**** INPUT ****

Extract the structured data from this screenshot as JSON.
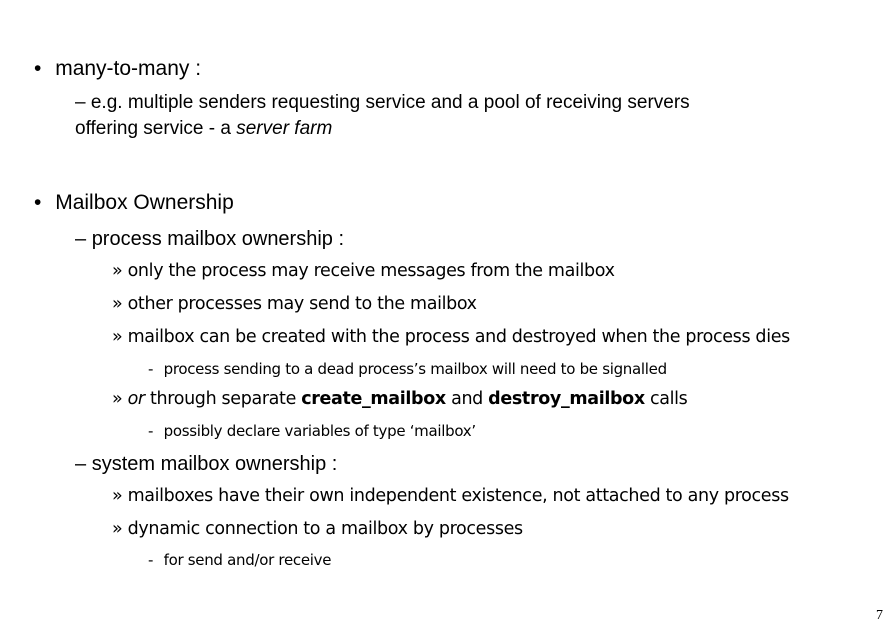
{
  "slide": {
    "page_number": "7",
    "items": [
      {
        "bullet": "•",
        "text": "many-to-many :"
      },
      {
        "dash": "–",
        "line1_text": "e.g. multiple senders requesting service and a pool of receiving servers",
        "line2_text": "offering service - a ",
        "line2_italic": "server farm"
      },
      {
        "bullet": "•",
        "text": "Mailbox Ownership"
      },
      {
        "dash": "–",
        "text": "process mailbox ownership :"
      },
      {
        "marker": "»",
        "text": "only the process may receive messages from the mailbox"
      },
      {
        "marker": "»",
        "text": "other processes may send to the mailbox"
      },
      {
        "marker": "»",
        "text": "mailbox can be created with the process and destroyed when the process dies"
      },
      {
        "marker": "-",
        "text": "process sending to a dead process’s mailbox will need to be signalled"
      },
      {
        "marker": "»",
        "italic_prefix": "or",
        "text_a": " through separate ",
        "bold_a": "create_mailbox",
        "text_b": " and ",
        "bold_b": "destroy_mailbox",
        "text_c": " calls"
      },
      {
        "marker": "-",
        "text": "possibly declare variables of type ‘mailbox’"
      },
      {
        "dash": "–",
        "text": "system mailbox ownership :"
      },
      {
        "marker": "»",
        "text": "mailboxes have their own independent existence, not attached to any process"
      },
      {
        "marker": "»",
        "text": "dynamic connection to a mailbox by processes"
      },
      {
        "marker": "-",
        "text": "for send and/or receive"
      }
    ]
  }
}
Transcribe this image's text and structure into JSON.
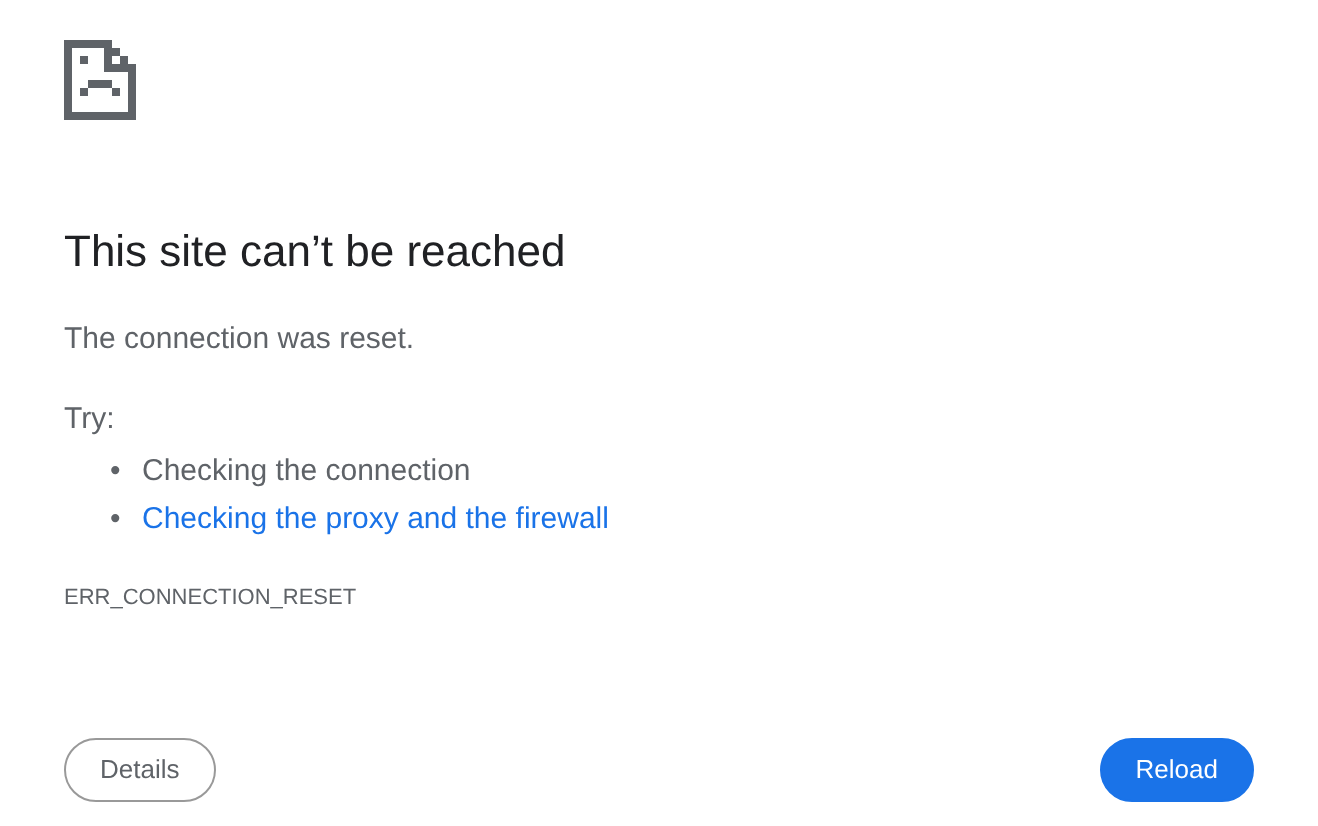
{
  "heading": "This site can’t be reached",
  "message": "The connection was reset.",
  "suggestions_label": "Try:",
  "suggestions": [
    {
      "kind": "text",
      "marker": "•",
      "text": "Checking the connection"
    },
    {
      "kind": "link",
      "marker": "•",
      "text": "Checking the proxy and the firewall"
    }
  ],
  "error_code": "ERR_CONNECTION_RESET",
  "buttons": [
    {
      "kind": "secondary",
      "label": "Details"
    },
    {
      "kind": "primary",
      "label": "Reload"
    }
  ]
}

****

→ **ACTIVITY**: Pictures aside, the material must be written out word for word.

→ **EXERCISE ANSWER**:
Extract the structured data from this screenshot as JSON.
{
  "slide": {
    "page_number": "7",
    "items": [
      {
        "bullet": "•",
        "text": "many-to-many :"
      },
      {
        "dash": "–",
        "line1_text": "e.g. multiple senders requesting service and a pool of receiving servers",
        "line2_text": "offering service - a ",
        "line2_italic": "server farm"
      },
      {
        "bullet": "•",
        "text": "Mailbox Ownership"
      },
      {
        "dash": "–",
        "text": "process mailbox ownership :"
      },
      {
        "marker": "»",
        "text": "only the process may receive messages from the mailbox"
      },
      {
        "marker": "»",
        "text": "other processes may send to the mailbox"
      },
      {
        "marker": "»",
        "text": "mailbox can be created with the process and destroyed when the process dies"
      },
      {
        "marker": "-",
        "text": "process sending to a dead process’s mailbox will need to be signalled"
      },
      {
        "marker": "»",
        "italic_prefix": "or",
        "text_a": " through separate ",
        "bold_a": "create_mailbox",
        "text_b": " and ",
        "bold_b": "destroy_mailbox",
        "text_c": " calls"
      },
      {
        "marker": "-",
        "text": "possibly declare variables of type ‘mailbox’"
      },
      {
        "dash": "–",
        "text": "system mailbox ownership :"
      },
      {
        "marker": "»",
        "text": "mailboxes have their own independent existence, not attached to any process"
      },
      {
        "marker": "»",
        "text": "dynamic connection to a mailbox by processes"
      },
      {
        "marker": "-",
        "text": "for send and/or receive"
      }
    ]
  }
}
Transcribe this image's text and structure into JSON.
{
  "heading": "This site can’t be reached",
  "message": "The connection was reset.",
  "suggestions_label": "Try:",
  "suggestions": [
    {
      "kind": "text",
      "marker": "•",
      "text": "Checking the connection"
    },
    {
      "kind": "link",
      "marker": "•",
      "text": "Checking the proxy and the firewall"
    }
  ],
  "error_code": "ERR_CONNECTION_RESET",
  "buttons": [
    {
      "kind": "secondary",
      "label": "Details"
    },
    {
      "kind": "primary",
      "label": "Reload"
    }
  ]
}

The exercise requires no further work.